_WHAT YOU NEED TO DO_
Copy each line of the material in which the word "time" appears.
* * * * * * * * *
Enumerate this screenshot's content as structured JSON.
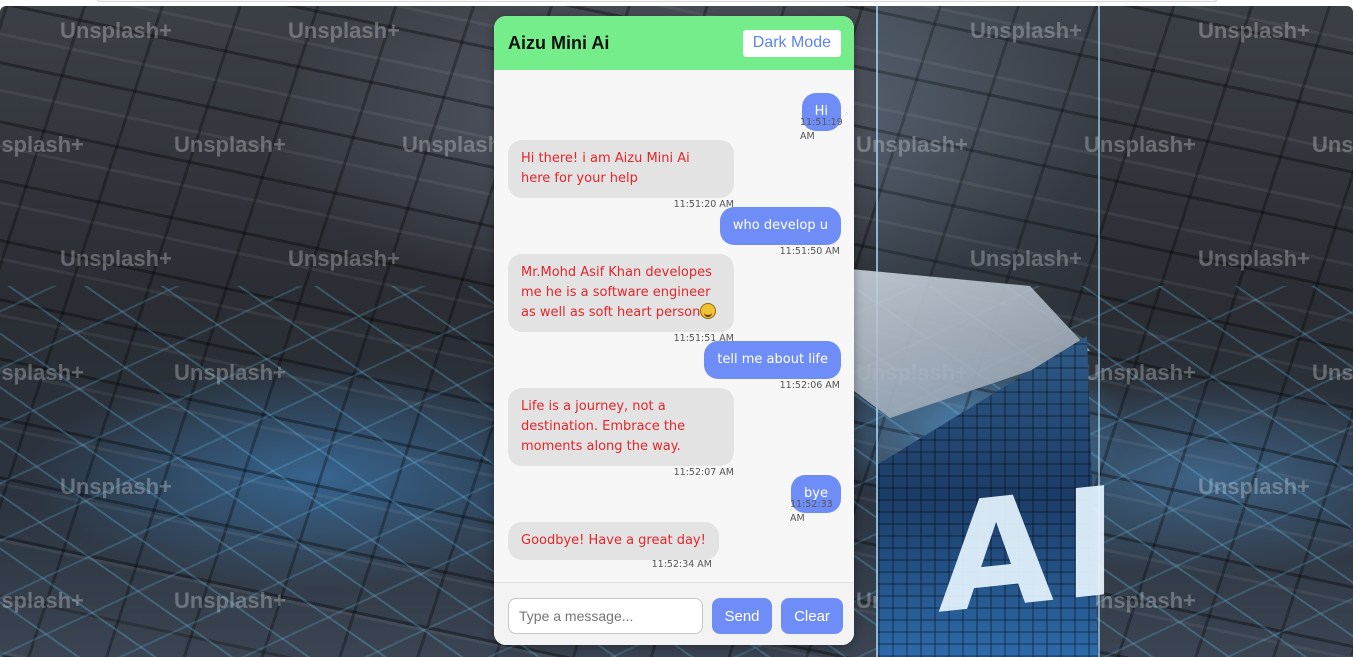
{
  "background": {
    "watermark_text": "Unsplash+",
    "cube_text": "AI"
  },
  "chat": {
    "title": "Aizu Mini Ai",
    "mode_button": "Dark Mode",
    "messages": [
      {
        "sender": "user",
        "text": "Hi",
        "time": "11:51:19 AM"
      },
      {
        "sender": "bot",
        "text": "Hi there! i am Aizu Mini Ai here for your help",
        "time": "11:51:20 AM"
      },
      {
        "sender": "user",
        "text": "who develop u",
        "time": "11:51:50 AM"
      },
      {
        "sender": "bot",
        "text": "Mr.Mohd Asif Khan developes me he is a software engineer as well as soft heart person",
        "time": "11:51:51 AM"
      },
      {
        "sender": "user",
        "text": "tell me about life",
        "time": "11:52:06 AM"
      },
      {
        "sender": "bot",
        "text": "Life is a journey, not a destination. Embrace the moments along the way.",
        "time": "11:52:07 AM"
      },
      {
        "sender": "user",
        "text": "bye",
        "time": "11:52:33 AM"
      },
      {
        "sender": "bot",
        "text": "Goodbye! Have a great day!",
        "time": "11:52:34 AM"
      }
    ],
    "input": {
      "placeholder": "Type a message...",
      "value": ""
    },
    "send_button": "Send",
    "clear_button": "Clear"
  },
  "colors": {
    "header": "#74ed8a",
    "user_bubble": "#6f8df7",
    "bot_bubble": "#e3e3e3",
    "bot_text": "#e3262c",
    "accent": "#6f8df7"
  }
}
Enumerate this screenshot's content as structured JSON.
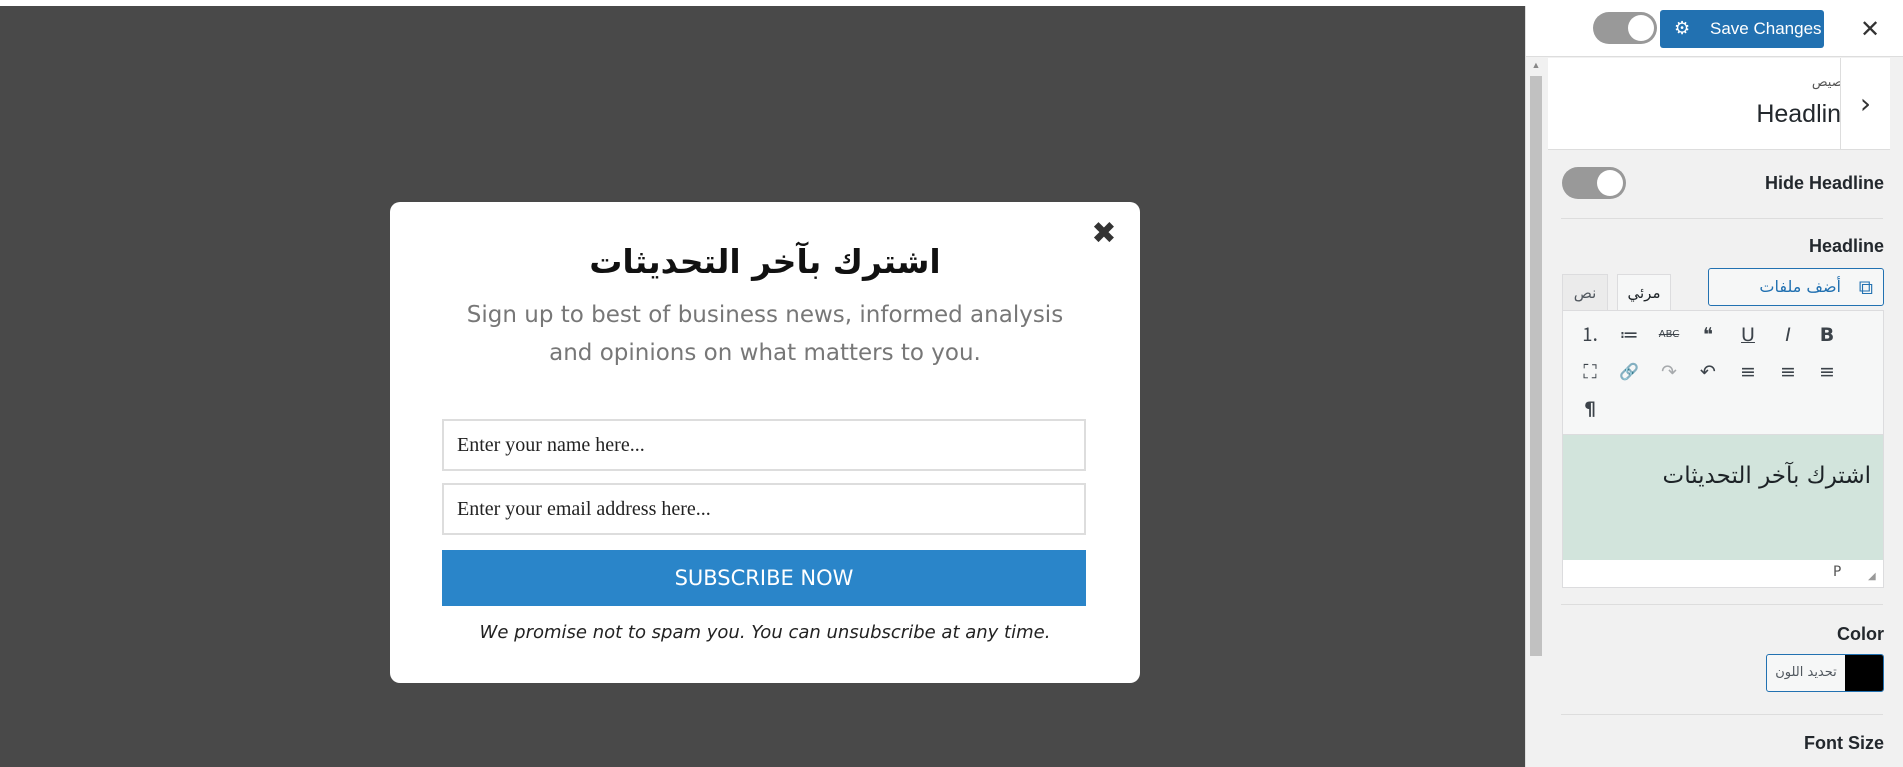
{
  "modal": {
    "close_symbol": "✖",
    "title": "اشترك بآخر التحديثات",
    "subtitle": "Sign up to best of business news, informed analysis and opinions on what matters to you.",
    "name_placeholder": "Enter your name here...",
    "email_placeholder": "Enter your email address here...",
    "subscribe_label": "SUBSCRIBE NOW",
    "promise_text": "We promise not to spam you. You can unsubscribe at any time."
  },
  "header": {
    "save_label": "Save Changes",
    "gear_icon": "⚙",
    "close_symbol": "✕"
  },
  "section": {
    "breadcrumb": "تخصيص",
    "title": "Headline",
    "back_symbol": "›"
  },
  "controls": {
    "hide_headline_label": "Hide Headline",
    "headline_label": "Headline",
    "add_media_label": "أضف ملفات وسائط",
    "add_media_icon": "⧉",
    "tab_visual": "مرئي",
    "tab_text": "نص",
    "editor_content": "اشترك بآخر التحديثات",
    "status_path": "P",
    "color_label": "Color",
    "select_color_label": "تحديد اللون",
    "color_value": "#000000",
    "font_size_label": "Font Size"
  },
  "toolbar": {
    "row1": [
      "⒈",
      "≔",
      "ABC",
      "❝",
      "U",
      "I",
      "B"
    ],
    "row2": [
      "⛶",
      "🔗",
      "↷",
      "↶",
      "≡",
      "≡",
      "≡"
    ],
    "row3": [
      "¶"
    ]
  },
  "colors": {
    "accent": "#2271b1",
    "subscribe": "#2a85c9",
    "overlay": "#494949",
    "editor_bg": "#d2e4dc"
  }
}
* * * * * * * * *
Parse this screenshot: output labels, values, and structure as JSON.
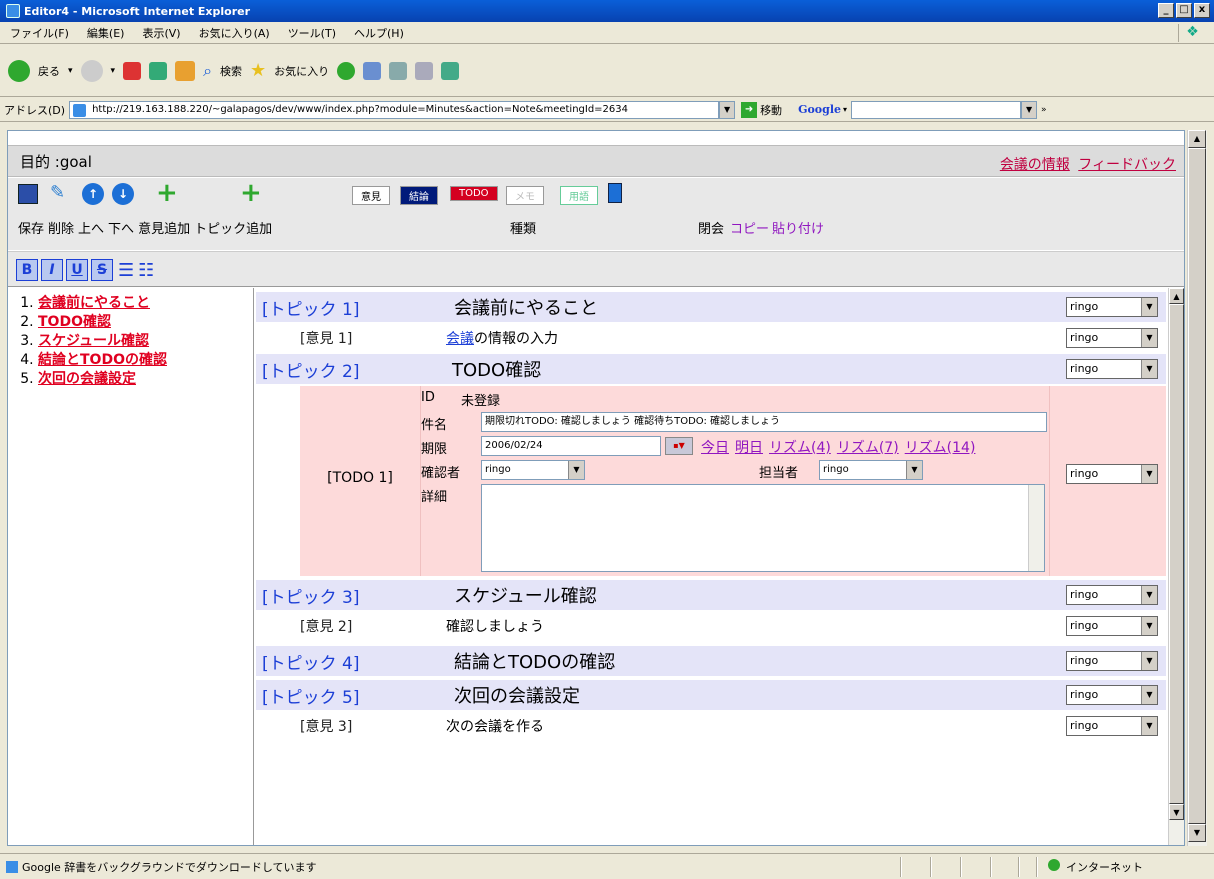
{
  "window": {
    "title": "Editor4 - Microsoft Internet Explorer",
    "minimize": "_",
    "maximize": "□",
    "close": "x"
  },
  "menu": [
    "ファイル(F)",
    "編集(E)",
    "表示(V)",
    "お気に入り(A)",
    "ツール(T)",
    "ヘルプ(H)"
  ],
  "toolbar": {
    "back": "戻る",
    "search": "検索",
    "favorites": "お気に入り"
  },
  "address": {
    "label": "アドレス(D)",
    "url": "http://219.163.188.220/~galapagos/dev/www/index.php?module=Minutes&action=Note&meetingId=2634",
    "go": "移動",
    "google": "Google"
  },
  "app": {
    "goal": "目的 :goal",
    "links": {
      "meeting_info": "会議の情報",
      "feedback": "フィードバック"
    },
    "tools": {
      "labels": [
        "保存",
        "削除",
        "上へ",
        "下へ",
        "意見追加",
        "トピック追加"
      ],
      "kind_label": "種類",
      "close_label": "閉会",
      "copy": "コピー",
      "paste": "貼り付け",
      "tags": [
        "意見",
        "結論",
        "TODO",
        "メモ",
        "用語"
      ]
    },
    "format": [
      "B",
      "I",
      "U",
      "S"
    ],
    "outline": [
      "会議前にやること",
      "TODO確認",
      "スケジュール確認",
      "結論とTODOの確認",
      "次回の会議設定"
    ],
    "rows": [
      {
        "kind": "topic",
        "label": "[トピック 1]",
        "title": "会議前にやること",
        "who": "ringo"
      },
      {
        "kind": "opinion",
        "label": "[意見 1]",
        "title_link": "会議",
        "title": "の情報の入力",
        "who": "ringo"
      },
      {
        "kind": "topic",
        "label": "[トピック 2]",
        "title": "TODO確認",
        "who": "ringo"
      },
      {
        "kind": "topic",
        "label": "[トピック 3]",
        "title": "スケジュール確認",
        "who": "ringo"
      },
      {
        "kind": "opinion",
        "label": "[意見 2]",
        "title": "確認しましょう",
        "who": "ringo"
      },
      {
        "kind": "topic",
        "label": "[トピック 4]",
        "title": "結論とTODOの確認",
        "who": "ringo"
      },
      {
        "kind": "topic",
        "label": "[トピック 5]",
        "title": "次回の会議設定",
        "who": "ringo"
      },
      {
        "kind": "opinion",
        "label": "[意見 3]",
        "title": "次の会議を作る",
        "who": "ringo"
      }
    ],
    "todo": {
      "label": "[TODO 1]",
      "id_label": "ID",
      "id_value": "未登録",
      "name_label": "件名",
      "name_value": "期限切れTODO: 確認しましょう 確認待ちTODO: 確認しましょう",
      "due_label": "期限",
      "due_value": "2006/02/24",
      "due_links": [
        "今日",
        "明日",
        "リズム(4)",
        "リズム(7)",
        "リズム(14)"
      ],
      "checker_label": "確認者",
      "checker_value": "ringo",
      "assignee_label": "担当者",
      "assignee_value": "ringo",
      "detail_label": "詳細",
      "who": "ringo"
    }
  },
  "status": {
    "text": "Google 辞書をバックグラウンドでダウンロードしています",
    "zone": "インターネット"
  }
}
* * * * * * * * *
_RESPONSE FOR THIS EXERCISE_
        "time": "11:51:19 AM"
        "time": "11:51:20 AM"
        "time": "11:51:50 AM"
        "time": "11:51:51 AM"
        "time": "11:52:06 AM"
        "time": "11:52:07 AM"
        "time": "11:52:33 AM"
        "time": "11:52:34 AM"
    "promise_text": "We promise not to spam you. You can unsubscribe at any time."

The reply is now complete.